I met Skúli when I was playing with múm in New York. It was immediately very inspiring to work with him. I first started writing lyrics with him and that gave me a certain self-confidence. I could show him music and he would give me feedback. Although it had been great working with other people, I got maybe a bit tired of this great atmosphere that comes from people getting together and playing what they want to and building a song, creating a sound together. I wanted to do something more determined, that went from A to Z. I wanted to make an album that was very simple, that didn’t pile all these elements on top of each other, something very clean and very straight, just to indulge the way my mind works with regard to musical aesthetics. I can be a total pain in the ass in a collaborative environment, always debating ‘why this note and why not this one’. I can be really irritating so I wanted to just try something my way.
The other significant person involved in your debut, Við og Við was Kjartan from Sigur Rós, who produced your record. How did you two get together?
There’s a song on the record, an older recording from 2005, which is an old song by [legendary Icelandic singer] Megas. When Benni Hemm Hemm got married, I had just come back from Japan with múm and he gave me a call and asked me to sing the song at his wedding on a [Japanese] koto-harp! It sounded impossible and I like to try and do things that are impossible to I took up the challenge. Kjartan was at the wedding and invited me to his studio to record it. We found we had a dynamic and two years later I began showing him my songs and we went from there. He and Skúli are the two godfathers of my album for sure.
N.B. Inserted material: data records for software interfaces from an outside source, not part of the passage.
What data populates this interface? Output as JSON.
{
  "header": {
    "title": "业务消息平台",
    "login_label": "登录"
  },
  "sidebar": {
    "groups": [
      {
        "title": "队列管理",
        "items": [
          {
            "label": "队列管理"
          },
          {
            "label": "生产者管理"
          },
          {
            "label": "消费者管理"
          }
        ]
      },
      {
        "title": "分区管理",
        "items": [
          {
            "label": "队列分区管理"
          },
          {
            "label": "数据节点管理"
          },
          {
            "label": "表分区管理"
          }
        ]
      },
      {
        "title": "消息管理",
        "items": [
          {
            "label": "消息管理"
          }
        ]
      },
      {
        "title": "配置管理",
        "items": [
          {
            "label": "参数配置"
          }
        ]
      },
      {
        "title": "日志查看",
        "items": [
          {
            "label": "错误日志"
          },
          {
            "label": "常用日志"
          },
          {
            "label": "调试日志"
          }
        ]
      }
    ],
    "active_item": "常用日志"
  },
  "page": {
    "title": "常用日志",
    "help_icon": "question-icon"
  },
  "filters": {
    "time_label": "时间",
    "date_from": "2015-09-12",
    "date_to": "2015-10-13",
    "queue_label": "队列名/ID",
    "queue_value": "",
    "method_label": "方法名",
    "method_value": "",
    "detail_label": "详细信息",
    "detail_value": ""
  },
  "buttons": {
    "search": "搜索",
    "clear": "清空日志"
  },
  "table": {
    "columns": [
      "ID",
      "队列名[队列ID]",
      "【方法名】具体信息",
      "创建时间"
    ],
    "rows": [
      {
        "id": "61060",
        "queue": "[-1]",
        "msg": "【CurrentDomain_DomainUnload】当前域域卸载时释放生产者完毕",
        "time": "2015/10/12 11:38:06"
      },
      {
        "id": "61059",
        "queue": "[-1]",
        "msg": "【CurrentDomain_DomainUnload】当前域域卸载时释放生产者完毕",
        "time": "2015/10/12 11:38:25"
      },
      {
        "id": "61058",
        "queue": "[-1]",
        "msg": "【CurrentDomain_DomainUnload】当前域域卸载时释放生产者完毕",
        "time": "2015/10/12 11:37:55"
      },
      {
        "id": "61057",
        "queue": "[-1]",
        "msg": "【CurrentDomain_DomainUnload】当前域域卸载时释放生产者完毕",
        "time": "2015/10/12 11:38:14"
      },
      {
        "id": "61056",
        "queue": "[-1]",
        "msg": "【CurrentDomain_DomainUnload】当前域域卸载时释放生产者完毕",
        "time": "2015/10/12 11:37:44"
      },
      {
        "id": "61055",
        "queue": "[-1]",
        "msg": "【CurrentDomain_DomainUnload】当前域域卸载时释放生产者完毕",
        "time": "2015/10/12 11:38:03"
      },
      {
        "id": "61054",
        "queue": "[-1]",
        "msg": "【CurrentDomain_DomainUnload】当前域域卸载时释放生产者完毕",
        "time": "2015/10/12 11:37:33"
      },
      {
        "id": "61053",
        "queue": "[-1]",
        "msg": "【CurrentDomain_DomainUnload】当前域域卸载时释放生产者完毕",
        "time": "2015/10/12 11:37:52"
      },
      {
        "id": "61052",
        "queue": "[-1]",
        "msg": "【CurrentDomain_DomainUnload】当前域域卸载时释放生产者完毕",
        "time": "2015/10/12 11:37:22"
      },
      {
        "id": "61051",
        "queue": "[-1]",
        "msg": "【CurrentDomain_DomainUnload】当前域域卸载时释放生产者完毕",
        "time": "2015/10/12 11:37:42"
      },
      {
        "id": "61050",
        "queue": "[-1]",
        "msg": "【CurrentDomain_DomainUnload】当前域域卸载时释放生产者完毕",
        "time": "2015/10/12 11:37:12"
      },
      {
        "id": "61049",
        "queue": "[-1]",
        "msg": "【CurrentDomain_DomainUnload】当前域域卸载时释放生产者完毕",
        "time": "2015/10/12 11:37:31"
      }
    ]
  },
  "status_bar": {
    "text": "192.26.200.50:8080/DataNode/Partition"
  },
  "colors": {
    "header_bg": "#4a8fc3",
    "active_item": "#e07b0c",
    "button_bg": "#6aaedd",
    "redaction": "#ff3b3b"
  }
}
The album garnered accolades and awards in Iceland last year, but seems to have gotten a second wind now internationally. How are you feeling about that?
I’m happy that the album is getting more possibilities for recognition. I’ve played the songs a lot in Iceland so it’s interesting to play them for audiences abroad and to see how it feels. Even though I am working on new material, I am very fond of this record, it’s really my first baby.
You’re playing some prestigious shows next week in New York. Are you interested in seeking a label or distribution in the States?
Yes I am definitely interested in working with a US label and also a distributor.
What can you tell us about your new stuff?
Well there’s going to be more musicians, the arrangements are going to be more complex…it’s a bigger project in a way than the first album. The first record was me and a guitar and whole takes, with some really soft instrumentation added as background. But this time I am working with Skúli, [Pakistani-born, American artist] Shahzad Ismaily and also Nico Muhly on string and orchestral arrangements. I will also be working with an Icelandic chamber orchestra, Ísafold, in November, great young players of my generation. I think it will still have a strong folkish element to it, but it will be very varied.
What are your plans for the rest of the year?
I’m playing Womex, actually the first Icelandic act to do so, which is very exciting. There’s a festival in Paris and I recently played in Brussels. But my boyfriend has moved to Finland so I want to enjoy Helsinki and the time with our new baby. I want to start recording but I’ll maybe delay it until next year now as there are more opportunities opening up from the last record too.
Finally, do you want to strangle people who call you a ‘folk’ artist or are you cool with the term?
I don’t mind the word. I even use it to explain my music sometimes. But I never felt conscious of working within any certain genre. I let other people label it.
For more info check Ólöf''s MySpace: www.myspace.com/olofarnalds